I'll bet I'm not the only one that started their chainmaille addiction, uh, I meant "journey", from this weave:-)

There's a reason for this Byzantine Effect; and this Celtic Labyrinth pendant is a good example.  Look closely and you'll see this weave is another play on the same weave but with rings of rather different AR's.

And I do like making this weave with the Byzantine flip method, which is building the pendant inside out starting from the center rings.  This allows for a sturdy, immobile structure if you wish.  The other method, which builds the 2x2 chain first, inserts center rings last, seems difficult for me to properly close the center rings, i.e., no room to land my pliers.

So, what about December?  Right, the other weave that actually works exactly the same way as Celtic Labyrinth, but with different number of points; December as it's recorded in MAIL weave library has 6 points; Celtic Labyrinth has 4.  Those who came to chainmaille before me had already discussed this on MAIL.

I experimented with a few 5 pointed ones in different AR combinations.

Isn't it amazing that while they are all made in the same manner, the results are quite different, even with some 3-D effect!

Be it Celtic Labyrinth (Unit) or December, the influence of Byzantine is not hard to see, and I now have a much deeper appreciation for Byzantine weave's versatility.

Any insight learnt from making this pendant?  When needed, square wire rings are quite excellent in increasing the stability of the weave.  Now you know!! :-)

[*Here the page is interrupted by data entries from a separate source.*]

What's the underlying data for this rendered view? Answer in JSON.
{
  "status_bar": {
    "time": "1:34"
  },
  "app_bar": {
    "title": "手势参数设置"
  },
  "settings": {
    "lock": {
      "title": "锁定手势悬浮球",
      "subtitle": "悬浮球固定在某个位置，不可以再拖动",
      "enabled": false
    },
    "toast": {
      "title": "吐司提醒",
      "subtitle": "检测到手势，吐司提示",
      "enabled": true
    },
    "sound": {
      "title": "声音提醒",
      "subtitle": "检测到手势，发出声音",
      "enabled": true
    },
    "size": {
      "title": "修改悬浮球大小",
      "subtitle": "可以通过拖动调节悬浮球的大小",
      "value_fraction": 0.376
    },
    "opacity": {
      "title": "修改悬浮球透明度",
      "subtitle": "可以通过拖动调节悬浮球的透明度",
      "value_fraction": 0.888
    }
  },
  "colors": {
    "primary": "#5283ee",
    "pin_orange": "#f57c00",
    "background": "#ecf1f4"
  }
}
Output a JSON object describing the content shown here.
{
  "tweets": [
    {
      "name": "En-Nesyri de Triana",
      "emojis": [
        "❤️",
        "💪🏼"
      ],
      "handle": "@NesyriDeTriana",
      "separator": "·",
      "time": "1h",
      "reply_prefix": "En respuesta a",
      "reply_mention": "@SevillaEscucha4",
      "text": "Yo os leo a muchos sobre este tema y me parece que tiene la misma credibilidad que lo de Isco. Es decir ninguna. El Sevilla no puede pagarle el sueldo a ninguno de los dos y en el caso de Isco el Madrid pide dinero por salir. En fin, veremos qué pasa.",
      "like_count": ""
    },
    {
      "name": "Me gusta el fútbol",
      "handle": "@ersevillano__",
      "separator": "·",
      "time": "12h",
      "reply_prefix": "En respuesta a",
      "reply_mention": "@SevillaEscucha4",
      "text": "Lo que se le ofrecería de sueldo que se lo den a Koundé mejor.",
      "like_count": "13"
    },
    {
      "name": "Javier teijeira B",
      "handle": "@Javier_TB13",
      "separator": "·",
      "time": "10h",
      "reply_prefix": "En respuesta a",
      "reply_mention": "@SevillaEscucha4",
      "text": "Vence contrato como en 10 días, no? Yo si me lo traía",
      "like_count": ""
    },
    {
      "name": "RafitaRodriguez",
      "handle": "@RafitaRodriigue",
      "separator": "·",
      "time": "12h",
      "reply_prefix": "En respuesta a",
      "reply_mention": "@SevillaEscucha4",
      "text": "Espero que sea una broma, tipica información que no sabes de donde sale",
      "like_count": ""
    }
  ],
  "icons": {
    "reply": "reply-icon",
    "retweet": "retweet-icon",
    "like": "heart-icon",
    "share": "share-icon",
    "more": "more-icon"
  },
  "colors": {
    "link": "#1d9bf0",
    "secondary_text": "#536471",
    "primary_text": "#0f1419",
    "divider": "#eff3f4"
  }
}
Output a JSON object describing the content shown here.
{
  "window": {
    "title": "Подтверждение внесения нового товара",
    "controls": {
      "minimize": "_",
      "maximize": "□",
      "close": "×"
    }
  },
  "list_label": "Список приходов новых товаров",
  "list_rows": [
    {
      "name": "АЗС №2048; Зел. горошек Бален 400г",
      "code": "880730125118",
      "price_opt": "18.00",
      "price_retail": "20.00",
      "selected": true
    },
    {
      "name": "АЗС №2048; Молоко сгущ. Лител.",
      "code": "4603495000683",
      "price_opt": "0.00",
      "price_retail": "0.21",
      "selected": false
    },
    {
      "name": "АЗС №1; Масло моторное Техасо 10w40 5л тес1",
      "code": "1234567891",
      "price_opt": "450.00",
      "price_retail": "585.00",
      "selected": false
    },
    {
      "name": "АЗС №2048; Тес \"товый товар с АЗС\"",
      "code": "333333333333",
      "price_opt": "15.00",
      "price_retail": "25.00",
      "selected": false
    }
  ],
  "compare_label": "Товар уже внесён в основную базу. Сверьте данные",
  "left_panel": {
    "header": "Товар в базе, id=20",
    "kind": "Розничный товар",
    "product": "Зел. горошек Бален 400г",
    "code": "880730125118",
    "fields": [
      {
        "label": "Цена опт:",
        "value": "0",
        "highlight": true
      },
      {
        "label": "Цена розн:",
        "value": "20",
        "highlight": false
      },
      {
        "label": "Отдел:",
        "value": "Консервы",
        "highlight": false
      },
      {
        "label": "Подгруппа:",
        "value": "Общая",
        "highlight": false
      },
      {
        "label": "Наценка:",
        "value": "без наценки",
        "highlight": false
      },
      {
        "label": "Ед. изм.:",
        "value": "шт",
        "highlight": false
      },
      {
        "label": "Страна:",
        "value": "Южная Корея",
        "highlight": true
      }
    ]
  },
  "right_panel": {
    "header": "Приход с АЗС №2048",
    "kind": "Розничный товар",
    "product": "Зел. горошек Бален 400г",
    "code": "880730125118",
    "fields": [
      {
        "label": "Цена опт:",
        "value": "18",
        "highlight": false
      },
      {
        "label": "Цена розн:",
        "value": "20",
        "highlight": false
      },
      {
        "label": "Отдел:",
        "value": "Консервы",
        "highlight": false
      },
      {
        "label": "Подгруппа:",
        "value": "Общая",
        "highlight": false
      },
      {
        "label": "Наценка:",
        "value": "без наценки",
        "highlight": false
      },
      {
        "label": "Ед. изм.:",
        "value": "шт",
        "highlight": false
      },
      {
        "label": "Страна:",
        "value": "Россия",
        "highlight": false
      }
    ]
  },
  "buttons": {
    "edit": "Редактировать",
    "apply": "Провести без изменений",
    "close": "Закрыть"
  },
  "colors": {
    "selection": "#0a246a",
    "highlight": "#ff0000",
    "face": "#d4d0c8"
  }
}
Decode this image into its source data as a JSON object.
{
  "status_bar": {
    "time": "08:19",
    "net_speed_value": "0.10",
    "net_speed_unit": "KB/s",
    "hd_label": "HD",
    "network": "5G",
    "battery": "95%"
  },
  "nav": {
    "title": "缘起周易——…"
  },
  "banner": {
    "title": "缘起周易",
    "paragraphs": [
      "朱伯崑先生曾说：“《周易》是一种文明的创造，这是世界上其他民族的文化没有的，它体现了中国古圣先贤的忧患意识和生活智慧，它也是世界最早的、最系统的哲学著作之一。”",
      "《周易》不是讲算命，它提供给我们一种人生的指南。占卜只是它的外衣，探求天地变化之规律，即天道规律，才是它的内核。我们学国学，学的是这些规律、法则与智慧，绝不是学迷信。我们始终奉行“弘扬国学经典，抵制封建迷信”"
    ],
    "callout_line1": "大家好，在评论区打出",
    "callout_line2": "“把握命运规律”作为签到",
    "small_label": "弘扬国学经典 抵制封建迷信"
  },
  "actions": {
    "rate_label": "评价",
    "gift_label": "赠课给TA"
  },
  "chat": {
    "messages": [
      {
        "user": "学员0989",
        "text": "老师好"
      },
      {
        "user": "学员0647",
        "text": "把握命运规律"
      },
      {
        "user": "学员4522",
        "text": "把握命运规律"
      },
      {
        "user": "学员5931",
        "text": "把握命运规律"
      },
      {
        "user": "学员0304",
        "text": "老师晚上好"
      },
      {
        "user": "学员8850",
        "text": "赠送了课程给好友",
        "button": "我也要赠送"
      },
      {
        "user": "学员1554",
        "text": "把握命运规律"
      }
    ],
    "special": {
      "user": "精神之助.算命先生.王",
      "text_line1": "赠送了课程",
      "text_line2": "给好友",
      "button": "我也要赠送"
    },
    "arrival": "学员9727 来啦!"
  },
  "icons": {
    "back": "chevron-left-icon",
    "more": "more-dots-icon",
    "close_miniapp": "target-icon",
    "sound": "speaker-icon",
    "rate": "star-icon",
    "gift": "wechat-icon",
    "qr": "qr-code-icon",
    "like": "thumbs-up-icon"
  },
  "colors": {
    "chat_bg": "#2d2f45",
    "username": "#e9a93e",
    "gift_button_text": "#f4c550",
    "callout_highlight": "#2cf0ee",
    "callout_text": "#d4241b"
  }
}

More views of the pendant, as well as my experiments, are here and here in my Picasa web albums.